▶ **Task**
The word "JSON" marks the lines to keep; find each one in the data and copy it.
== Exercise materials
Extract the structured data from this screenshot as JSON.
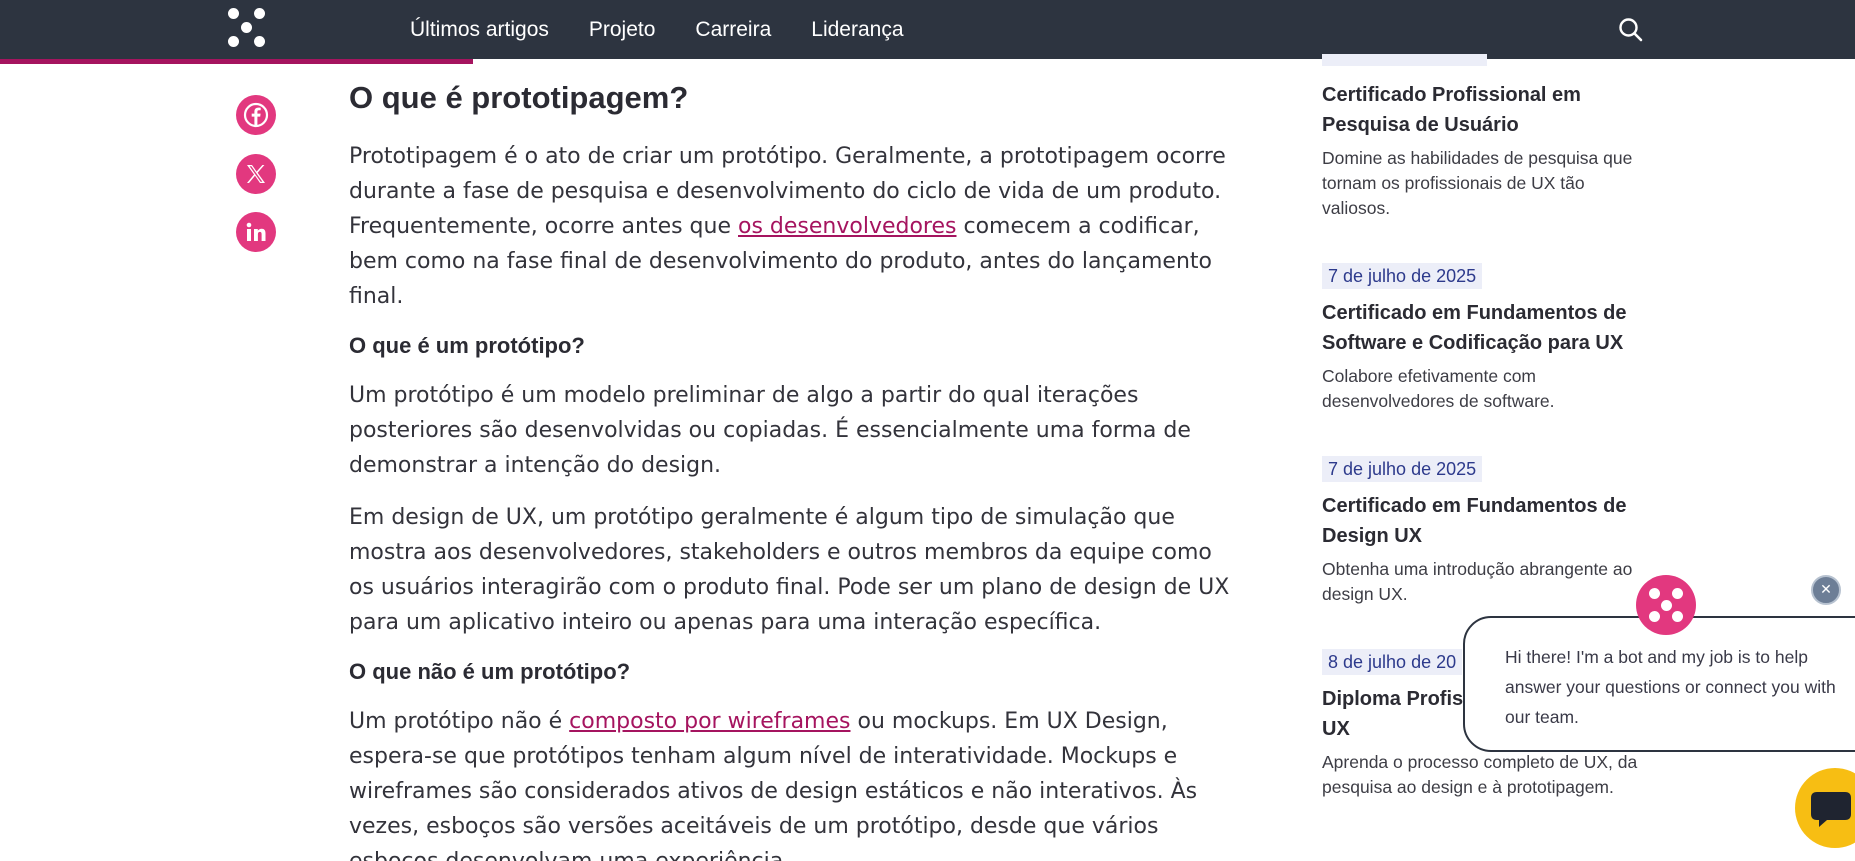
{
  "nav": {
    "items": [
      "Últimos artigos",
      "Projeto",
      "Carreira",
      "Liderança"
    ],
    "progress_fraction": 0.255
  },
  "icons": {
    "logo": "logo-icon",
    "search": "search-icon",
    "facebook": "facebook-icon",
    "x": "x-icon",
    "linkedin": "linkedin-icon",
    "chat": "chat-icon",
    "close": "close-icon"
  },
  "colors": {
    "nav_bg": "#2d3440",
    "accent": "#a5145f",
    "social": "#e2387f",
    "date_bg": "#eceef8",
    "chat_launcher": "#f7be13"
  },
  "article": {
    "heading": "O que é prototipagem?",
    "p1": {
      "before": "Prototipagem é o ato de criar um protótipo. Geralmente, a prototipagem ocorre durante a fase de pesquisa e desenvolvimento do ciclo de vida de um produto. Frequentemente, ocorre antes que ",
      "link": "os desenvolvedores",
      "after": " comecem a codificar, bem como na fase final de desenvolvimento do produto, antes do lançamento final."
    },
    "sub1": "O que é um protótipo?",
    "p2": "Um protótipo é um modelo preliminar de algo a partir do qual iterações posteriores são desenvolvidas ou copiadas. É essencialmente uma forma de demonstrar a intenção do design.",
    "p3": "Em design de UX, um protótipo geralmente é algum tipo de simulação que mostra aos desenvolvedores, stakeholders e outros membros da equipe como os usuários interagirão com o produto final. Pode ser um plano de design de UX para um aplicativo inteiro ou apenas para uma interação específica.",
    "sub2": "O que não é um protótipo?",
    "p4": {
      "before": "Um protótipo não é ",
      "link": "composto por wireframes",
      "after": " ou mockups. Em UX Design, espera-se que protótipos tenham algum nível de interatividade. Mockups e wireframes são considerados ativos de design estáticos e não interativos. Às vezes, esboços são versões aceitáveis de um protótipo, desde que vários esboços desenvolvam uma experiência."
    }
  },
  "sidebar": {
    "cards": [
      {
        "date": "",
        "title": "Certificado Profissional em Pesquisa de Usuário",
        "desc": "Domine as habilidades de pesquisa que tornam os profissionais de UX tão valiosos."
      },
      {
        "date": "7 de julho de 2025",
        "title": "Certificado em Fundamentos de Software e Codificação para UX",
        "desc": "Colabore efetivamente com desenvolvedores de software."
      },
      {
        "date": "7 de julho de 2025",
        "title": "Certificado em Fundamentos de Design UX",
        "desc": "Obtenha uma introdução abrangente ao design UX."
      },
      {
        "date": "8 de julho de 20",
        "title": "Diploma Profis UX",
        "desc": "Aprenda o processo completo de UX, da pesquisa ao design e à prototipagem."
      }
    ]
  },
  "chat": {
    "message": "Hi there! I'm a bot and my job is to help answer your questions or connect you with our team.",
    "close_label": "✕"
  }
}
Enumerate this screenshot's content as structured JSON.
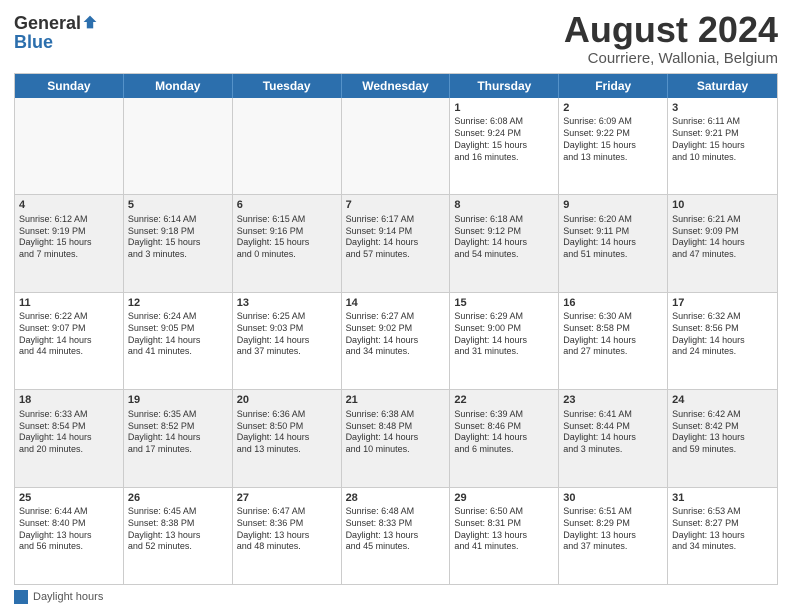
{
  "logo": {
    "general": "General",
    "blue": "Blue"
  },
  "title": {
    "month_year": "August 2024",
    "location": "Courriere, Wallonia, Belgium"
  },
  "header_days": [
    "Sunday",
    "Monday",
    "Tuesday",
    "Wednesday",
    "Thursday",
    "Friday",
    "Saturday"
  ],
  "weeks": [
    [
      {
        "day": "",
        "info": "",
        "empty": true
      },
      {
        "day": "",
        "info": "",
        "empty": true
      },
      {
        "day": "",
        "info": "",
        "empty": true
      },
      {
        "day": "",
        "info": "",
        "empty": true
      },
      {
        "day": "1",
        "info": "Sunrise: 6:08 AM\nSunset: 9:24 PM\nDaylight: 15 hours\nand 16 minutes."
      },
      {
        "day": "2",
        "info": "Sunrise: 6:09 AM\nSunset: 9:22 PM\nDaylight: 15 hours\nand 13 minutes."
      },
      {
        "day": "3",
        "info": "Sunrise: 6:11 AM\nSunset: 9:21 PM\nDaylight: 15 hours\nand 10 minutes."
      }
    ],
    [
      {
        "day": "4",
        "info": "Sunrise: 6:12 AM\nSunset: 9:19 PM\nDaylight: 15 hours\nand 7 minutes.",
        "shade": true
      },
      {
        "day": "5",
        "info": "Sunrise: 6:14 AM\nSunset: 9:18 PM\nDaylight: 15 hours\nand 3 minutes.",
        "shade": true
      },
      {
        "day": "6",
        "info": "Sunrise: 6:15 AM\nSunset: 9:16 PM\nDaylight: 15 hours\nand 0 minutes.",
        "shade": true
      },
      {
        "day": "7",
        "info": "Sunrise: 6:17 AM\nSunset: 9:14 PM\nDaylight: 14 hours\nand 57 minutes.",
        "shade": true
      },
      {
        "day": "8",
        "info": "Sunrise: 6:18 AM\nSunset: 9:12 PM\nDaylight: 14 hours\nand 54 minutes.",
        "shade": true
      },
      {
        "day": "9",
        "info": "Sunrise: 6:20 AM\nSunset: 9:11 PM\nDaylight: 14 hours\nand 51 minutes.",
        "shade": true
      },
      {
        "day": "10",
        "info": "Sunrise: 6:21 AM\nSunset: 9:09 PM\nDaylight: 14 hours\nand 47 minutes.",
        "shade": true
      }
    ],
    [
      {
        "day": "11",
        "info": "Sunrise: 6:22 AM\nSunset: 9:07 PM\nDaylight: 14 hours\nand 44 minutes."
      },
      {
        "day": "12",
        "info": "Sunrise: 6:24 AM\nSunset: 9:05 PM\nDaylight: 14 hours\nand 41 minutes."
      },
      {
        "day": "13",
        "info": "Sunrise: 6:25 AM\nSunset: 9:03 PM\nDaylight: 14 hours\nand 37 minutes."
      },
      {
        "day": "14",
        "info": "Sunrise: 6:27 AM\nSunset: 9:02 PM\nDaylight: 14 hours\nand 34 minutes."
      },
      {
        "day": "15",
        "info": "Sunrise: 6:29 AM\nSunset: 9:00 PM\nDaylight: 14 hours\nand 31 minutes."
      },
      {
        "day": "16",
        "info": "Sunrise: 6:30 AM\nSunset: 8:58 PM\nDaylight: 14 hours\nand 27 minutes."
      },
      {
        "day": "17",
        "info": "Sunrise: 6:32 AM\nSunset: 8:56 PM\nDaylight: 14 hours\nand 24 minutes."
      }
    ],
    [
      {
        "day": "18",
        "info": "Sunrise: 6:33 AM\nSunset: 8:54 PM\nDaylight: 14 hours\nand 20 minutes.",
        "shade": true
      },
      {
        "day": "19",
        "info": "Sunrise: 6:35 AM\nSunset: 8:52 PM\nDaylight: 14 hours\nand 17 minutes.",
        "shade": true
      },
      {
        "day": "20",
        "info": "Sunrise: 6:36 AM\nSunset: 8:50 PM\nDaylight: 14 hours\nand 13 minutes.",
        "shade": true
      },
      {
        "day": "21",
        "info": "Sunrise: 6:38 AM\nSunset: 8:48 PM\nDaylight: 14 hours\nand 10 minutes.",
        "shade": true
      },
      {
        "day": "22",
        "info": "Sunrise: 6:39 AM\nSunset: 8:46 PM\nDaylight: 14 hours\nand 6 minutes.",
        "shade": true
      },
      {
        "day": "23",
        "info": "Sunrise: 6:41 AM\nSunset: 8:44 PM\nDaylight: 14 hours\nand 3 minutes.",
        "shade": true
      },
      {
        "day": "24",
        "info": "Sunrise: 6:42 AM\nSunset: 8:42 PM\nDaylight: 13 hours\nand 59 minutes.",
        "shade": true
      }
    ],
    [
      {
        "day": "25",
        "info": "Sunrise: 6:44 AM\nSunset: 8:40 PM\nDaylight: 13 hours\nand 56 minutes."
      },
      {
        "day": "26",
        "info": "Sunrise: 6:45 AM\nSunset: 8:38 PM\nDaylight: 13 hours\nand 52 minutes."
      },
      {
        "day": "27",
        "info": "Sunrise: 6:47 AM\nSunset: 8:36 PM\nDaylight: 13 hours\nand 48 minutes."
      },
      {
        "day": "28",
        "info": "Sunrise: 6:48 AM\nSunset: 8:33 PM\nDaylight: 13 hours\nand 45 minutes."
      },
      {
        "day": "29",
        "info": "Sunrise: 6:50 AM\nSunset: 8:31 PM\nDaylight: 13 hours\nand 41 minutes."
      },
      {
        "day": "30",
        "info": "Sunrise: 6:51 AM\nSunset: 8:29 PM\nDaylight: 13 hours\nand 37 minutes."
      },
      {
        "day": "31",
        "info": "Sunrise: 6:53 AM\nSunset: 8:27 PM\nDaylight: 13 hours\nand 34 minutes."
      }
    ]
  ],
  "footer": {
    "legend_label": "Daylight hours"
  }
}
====
▶ **Exercise answer**
Extract the structured data from this screenshot as JSON.
Enumerate this screenshot's content as structured JSON.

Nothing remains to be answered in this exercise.